In my personal publication experience, it has not been uncommon for one reviewer to recommend a manuscript for publication, and another, to urge rejection. Because I am interested in the rhetorical criticism of critical objects that are unusual (e. g., Ouija boards), at least when compared to more common objects of criticism (e. g., political discourse), my advisor warned me many years ago that my publication career would be plagued by divided reviews. Twenty rejections later, I confess that he is right. In this essay, my primary goal is to share the larger story that I developed to explain contradictory reviews of my work.
Barring poorly constructed or wildly incoherent arguments, the story I tell myself is that the frustrating phenomenon of divided reviews can be traced to competing or incongruent idioms that are expressions of what the French philosopher and sociologist Pierre Bourdieu has termed a "habitus." A habitus refers to "dispositions," including the collective rituals, vocabularies, codes, and values of given fields of social being that each concrete individual subjectively embodies (Bourdieu, 1998, p. 6; for related ideas, see Berkenkotter & Huckin, 1995; and Polanyi, 1958). (1) Much more than a conceptual or disciplinary vocabulary ("fields" in Pierre Bourdieu's terms) or a "language game" (in Rorty's version of Wittgenstein's concept), the habitus is a somatic collection of norms, rules, economies of value, and codes of conduct that collectively, and largely unconsciously, structure material engagements with the social world. Further, because it is embodied, one's habitus is visceral, as the sometimes nauseating, stomach-churning event of reading and digesting a rejection letter is apt testament. In a qualified sense, the habitus is a kind of lived language game, a tacit normative, political, and intellectual performativity akin to what the ancient Greek rhetoricians termed doxa, but only insofar as it exists, literally, in bodily movements and practices (e. g., perserveration of any kind, such as riding a bike, holding a spoon, or writing an essay).
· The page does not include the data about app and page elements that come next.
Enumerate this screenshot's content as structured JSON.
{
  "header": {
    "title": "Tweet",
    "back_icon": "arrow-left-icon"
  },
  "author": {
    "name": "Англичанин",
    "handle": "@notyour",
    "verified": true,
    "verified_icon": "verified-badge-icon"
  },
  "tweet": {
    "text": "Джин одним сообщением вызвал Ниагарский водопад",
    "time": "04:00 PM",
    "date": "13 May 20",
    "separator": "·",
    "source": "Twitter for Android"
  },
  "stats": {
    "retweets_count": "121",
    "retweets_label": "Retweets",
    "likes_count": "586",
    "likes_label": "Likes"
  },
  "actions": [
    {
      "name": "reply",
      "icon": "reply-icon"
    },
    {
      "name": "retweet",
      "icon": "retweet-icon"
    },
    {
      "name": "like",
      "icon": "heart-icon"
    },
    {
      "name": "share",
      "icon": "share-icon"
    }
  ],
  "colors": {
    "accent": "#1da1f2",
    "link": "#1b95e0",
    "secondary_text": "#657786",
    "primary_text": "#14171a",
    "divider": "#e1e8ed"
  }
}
As I hope the title and opening of this essay demonstrate (the wording of both is deliberately conspicuous), one's dominant critical idiom, inclusive of the use of a technical vocabulary (Bourdieu's), the tone of writing (autoethnographic, expositive), compositional habits (the double-negative in the first sentence) and so on, is tacitly recognized by readers as either congruent or incongruent with their embodied idioms of disposition. Below I argue that the recognition, misrecognition, or rejection of an idiom occurs at multiple levels of social being, however, and is not reducible to adjudication with a set of linguistic codes.
Shot Down in Flames: The Politics of Rejection
Before I detail the role of habitus in scholarly review, it is important to note that, unlike most of this volume's contributing authors, I have just begun my scholarly career as an assistant professor. Consequently, I have been asked to review only a handful of articles and cannot speak from that kind of experience. In preparation for this essay, I interviewed or held long-distance discussions with a number of colleagues and mentors who have had considerable experience reviewing for journals. (2) What follows is based on my discussions with these scholars and my six years of experience as a graduate student at the University of Minnesota; for these reasons and more to follow, I think I am best described as an scholarly adolescent.
I can claim, however, to be wary of trends in scholarship and familiar with the pain of rejection. One of my recent attempts to publish a rhetorical essay highlights the centrality of the habitus, particularly as an embodied thing, and I think sharing this experience helps to better describe the relationship between embodied idiom, visceral reaction, and critical judgment, a subjective knot that is often hidden by the formalism of the publication process in communication journals. …